I pack up my bicycle and begin trekking around the country, living from savings. Along the way I draft up and refine a bunch of presentations, about the geography, the history, and the politics I encounter along the road, as well as the technology I use for the trip.
As I pass from area to area, I call ahead to various school districts and contact the teachers of various subjects directly, and propose that I show up at their classroom and give a guest presentation on what I've seen. With practice, I can develop a stable of presentations for age groups ranging from middle school to community college, on various subjects.
I solicit no payment for the practice. ... the point is, to enjoy spreading my enthusiasm, compiling what I see, and testing whether I enjoy teaching enough to do it for a living.
Addendum, with some additional background:
The teaching idea came to me a little while ago while I was trying to figure out what was "missing" from a standalone bike adventure. Riding all over the place and seeing neat things and people is fun, but it does not MAKE anything. It does not CONTRIBUTE. To be happy I need to feed my urge to document, create, and build.
If I was developing a bunch of lectures, presentations, slide shows, et cetera, challenging my brain to find ways to communicate what I saw, then I would be more fully engaged during the journey. Plus I could accumulate a lot of material to, at some point, create my own curriculum for teaching. Or, lead people on similar tours. Or just tell a lot of stories.
It would also justify and leverage my knowledge of technology and modern communication methods.
It's true, it would not make me any money at all, but then again, when I began considering a long range bike tour, it was never meant to earn income. As far as I know, no one on earth is able to make money as a bike tourer. There are a handful of people who supplement their savings with donations and remote contract work, but they don't rise above the break-even point. There are others who have investments back home to fuel their travels, but I don't have anything like that, nor would I expect my potential travel companion(s) to.
The thing is, living in a sketchy part of Oakland with a housemate, and working where I do in Cupertino, I am able to save a ludicrous amount of money. My back-of-the-envelope calculations say that by the end of the year, I'd have enough to quit my job and go bicycling around the world for two entire years.

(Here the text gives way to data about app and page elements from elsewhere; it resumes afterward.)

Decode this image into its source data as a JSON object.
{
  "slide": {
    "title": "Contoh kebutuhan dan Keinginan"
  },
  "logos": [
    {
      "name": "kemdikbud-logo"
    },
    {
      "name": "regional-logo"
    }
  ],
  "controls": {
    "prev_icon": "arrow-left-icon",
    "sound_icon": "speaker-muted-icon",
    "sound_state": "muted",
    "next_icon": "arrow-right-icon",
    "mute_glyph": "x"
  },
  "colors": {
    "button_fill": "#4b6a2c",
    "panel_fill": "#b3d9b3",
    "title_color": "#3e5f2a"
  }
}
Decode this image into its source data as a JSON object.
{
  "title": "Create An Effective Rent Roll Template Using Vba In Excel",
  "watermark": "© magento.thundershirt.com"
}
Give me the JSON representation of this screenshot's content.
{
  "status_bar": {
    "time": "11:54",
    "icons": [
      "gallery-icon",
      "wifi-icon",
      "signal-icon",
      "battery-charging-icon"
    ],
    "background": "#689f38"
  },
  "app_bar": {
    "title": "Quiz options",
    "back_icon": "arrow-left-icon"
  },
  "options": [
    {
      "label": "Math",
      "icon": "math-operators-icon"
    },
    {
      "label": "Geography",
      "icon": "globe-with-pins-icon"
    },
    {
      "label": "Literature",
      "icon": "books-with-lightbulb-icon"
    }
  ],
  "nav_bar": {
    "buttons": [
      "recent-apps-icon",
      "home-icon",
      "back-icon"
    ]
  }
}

But is that what I would actually want? I don't know. I doubt it, actually.
So right now I'm looking at alternate ideas. Riding around the US for a few seasons, booking presentations? Quite compelling.
There are also other approaches/variations that I haven't even thought of yet, I'm sure...